Joe Harris forced the latter miscue, stripping Monk and driving for the winning layup with 3.4 seconds left in OT No. 2. A clock malfunction allowed the Hornets to get a second shot at a potential tying or winning shot, but Monk's desperation 3 was off to give the Nets their ninth win in the past 10 games without leading scorer Caris LeVert.
Harris finished with a season-high 27 points, while Spencer Dinwiddie, with 37 points and 11 assists, became only the fifth player since the NBA began tracking starts to register at least 35 and 10 off the bench in those categories. Dinwiddie also drilled seven 3-pointers, and scored 20 points in the fourth quarter and overtimes.
Despite those outbursts, Nets coach Kenny Atkinson was loath to single any one player out after such a thrilling win.

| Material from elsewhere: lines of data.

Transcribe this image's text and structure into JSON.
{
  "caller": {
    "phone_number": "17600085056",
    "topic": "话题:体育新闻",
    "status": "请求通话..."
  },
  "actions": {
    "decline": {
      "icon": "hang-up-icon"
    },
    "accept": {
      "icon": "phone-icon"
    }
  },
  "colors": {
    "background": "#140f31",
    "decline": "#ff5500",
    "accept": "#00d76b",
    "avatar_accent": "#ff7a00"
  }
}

''Just a total team win,'' he said. ''Sure Spencer, Spencer hit some amazing shots, but there were a lot of big plays from the whole group and that's kind of how we're built. That's how we're going to keep going forward.''
Durant. Westbrook. Danny Green?
Believe it or not, the veteran role player isn't just a quality wing defender. He's also one of the most dependable late-game shooters in the NBA. Indeed, he joined some fairly notable company on Wednesday, drilling a wide-open 3 with 22.7 seconds left to put the Raptors ahead for good as they outlasted the Heat 106-104.
Danny Green hit his 5th career go-ahead 3-pointer in the final 30 sec tonight to lead the Raptors to a 106-104 win in Miami. That puts Green in some pretty good company. pic.twitter.com/8qN9yTUJ9q— ESPN Stats & Info (@ESPNStatsInfo) December 27, 2018
Green's 3 capped a comeback from 17 down midway through the fourth quarter as the Raptors improved their league-best record to 26-10.
Lone Star roller coaster
The Spurs have lost seven games by double digits this season. They've also won 12 games by double digits, and would have added a 13th if not for a late but ultimately meaningless letdown in their 111-103 victory over the Nuggets.
While their overall record still looks decidedly un-Spursish at 19-16, good for eighth in the ever-brutal Western Conference, eight wins in 10 outings has them sitting just four games behind the Warriors, who vaulted into first past the Nuggets.
''It just shows you that we can go out there and compete with the best and why we should look at ourselves as one of the best teams in this league as well,'' said DeMar DeRozan, who scored 30 points. ''Because when we go up against the best, we perform and come out like we did tonight. It's definitely a confidence builder for all of us to understand we can do this.''
Even with five wins in seven outings, the Suns are still mired in last place in the West by six games. That's through no fault of star shooting guard Devin Booker, who continued his strong play with 35 points, eight rebounds and seven assists as the Suns edged the Magic 122-120 in overtime.
It marked his sixth straight game with at least 25 points, during which he's averaging 30.7 points, 5.3 rebounds and 8.0 assists.
Highlights for naught
While they weren't enough to avert the Wizards' collapse against the Pistons, these were pretty good as far as unexpected poster slams go:
Quote of the Night
Pop was asked about Nikola Jokic "revolutionizing" the center position in the NBA. Pop: "When I think of revolutions, I think of people like Che Guevara and Vladimir Ilyich Lenin. I don’t think of Jokic, so I think you are a bit hyperbolic there. But he is one heck of a player."— Jeff McDonald (@JMcDonald_SAEN) December 27, 2018